-- The data follows --
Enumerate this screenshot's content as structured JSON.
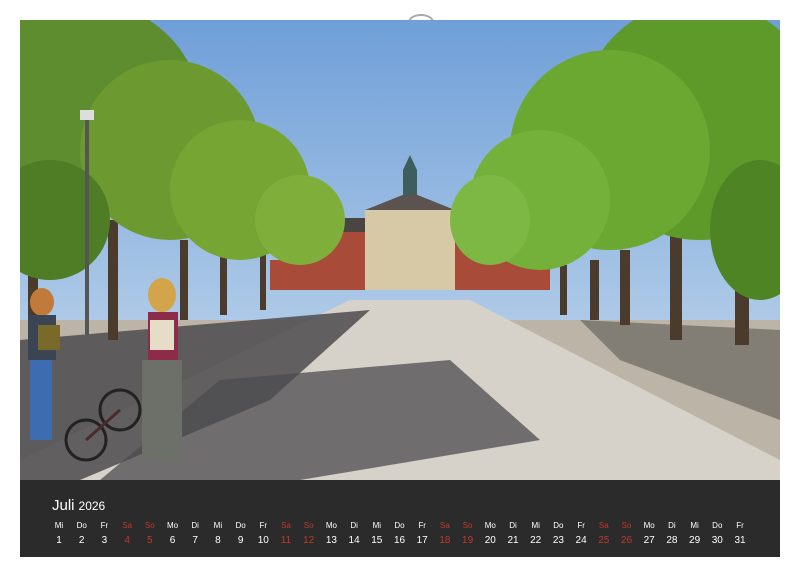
{
  "calendar": {
    "month": "Juli",
    "year": "2026",
    "weekend_color": "#c0392b",
    "days": [
      {
        "wd": "Mi",
        "n": "1",
        "we": false
      },
      {
        "wd": "Do",
        "n": "2",
        "we": false
      },
      {
        "wd": "Fr",
        "n": "3",
        "we": false
      },
      {
        "wd": "Sa",
        "n": "4",
        "we": true
      },
      {
        "wd": "So",
        "n": "5",
        "we": true
      },
      {
        "wd": "Mo",
        "n": "6",
        "we": false
      },
      {
        "wd": "Di",
        "n": "7",
        "we": false
      },
      {
        "wd": "Mi",
        "n": "8",
        "we": false
      },
      {
        "wd": "Do",
        "n": "9",
        "we": false
      },
      {
        "wd": "Fr",
        "n": "10",
        "we": false
      },
      {
        "wd": "Sa",
        "n": "11",
        "we": true
      },
      {
        "wd": "So",
        "n": "12",
        "we": true
      },
      {
        "wd": "Mo",
        "n": "13",
        "we": false
      },
      {
        "wd": "Di",
        "n": "14",
        "we": false
      },
      {
        "wd": "Mi",
        "n": "15",
        "we": false
      },
      {
        "wd": "Do",
        "n": "16",
        "we": false
      },
      {
        "wd": "Fr",
        "n": "17",
        "we": false
      },
      {
        "wd": "Sa",
        "n": "18",
        "we": true
      },
      {
        "wd": "So",
        "n": "19",
        "we": true
      },
      {
        "wd": "Mo",
        "n": "20",
        "we": false
      },
      {
        "wd": "Di",
        "n": "21",
        "we": false
      },
      {
        "wd": "Mi",
        "n": "22",
        "we": false
      },
      {
        "wd": "Do",
        "n": "23",
        "we": false
      },
      {
        "wd": "Fr",
        "n": "24",
        "we": false
      },
      {
        "wd": "Sa",
        "n": "25",
        "we": true
      },
      {
        "wd": "So",
        "n": "26",
        "we": true
      },
      {
        "wd": "Mo",
        "n": "27",
        "we": false
      },
      {
        "wd": "Di",
        "n": "28",
        "we": false
      },
      {
        "wd": "Mi",
        "n": "29",
        "we": false
      },
      {
        "wd": "Do",
        "n": "30",
        "we": false
      },
      {
        "wd": "Fr",
        "n": "31",
        "we": false
      }
    ]
  }
}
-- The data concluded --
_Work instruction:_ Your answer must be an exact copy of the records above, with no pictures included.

_Solution to the exercise:_
Enumerate this screenshot's content as structured JSON.
{
  "calendar": {
    "month": "Juli",
    "year": "2026",
    "weekend_color": "#c0392b",
    "days": [
      {
        "wd": "Mi",
        "n": "1",
        "we": false
      },
      {
        "wd": "Do",
        "n": "2",
        "we": false
      },
      {
        "wd": "Fr",
        "n": "3",
        "we": false
      },
      {
        "wd": "Sa",
        "n": "4",
        "we": true
      },
      {
        "wd": "So",
        "n": "5",
        "we": true
      },
      {
        "wd": "Mo",
        "n": "6",
        "we": false
      },
      {
        "wd": "Di",
        "n": "7",
        "we": false
      },
      {
        "wd": "Mi",
        "n": "8",
        "we": false
      },
      {
        "wd": "Do",
        "n": "9",
        "we": false
      },
      {
        "wd": "Fr",
        "n": "10",
        "we": false
      },
      {
        "wd": "Sa",
        "n": "11",
        "we": true
      },
      {
        "wd": "So",
        "n": "12",
        "we": true
      },
      {
        "wd": "Mo",
        "n": "13",
        "we": false
      },
      {
        "wd": "Di",
        "n": "14",
        "we": false
      },
      {
        "wd": "Mi",
        "n": "15",
        "we": false
      },
      {
        "wd": "Do",
        "n": "16",
        "we": false
      },
      {
        "wd": "Fr",
        "n": "17",
        "we": false
      },
      {
        "wd": "Sa",
        "n": "18",
        "we": true
      },
      {
        "wd": "So",
        "n": "19",
        "we": true
      },
      {
        "wd": "Mo",
        "n": "20",
        "we": false
      },
      {
        "wd": "Di",
        "n": "21",
        "we": false
      },
      {
        "wd": "Mi",
        "n": "22",
        "we": false
      },
      {
        "wd": "Do",
        "n": "23",
        "we": false
      },
      {
        "wd": "Fr",
        "n": "24",
        "we": false
      },
      {
        "wd": "Sa",
        "n": "25",
        "we": true
      },
      {
        "wd": "So",
        "n": "26",
        "we": true
      },
      {
        "wd": "Mo",
        "n": "27",
        "we": false
      },
      {
        "wd": "Di",
        "n": "28",
        "we": false
      },
      {
        "wd": "Mi",
        "n": "29",
        "we": false
      },
      {
        "wd": "Do",
        "n": "30",
        "we": false
      },
      {
        "wd": "Fr",
        "n": "31",
        "we": false
      }
    ]
  }
}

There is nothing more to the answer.